Quite the feature for esports, on the League finals that culminated a journey from Taiwan to Singapore to Korea, where it started in Busan and ended in Seoul.
Perhaps LoL and Dota will pave the way like football, rugby and soccer has, or basketball for the virtual world.
“Couples going to game clubs is about as common as couples going to the movies.”
But in South Korea, more than anywhere else, it has already oozed into mainstream culture. Couples going to game clubs is about as common as couples going to the movies.
“Fourteen years ago, you had a government that gave a thumbs-up to e-sports — it was professionally organized, and it was on television, so it became a mainstream thing,” said Jonathan Beales, an e-sports commentator. “The way soccer is around the world.”
After gunning down a friend with an assault rifle in the game Sudden Attack, Kang Mi-kyung, 15, said she was at the PC bang about five times a week.

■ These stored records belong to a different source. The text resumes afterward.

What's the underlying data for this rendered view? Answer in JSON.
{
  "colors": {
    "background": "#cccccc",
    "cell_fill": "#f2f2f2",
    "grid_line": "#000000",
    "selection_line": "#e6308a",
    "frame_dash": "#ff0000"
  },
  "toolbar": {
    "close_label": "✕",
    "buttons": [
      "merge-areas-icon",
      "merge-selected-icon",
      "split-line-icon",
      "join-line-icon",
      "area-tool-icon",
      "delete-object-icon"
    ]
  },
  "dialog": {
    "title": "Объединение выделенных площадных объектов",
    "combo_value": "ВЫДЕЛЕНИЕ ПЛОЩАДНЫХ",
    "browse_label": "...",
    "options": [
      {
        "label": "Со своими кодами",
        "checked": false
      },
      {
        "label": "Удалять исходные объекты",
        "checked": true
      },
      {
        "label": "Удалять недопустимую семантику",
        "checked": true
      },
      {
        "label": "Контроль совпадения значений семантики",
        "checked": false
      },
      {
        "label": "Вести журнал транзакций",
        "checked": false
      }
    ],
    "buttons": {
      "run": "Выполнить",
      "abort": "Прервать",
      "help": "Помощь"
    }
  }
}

“I love this game, though I think it’s too violent,” she said, adding that she comes mostly to see friends, including some male friends she does not see at her new high school.

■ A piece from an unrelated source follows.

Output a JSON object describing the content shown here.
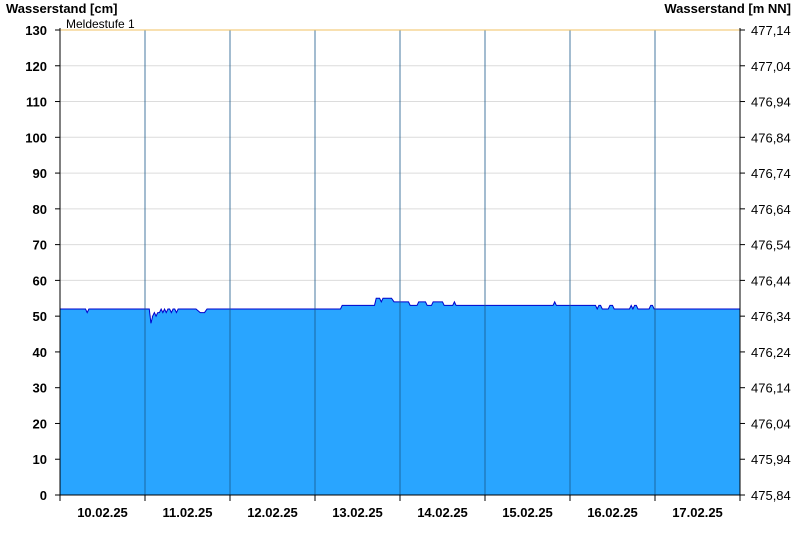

Most recently he helped convince Chung-Ang University, a top Korean college, to admit two students based on their successes in e-sports.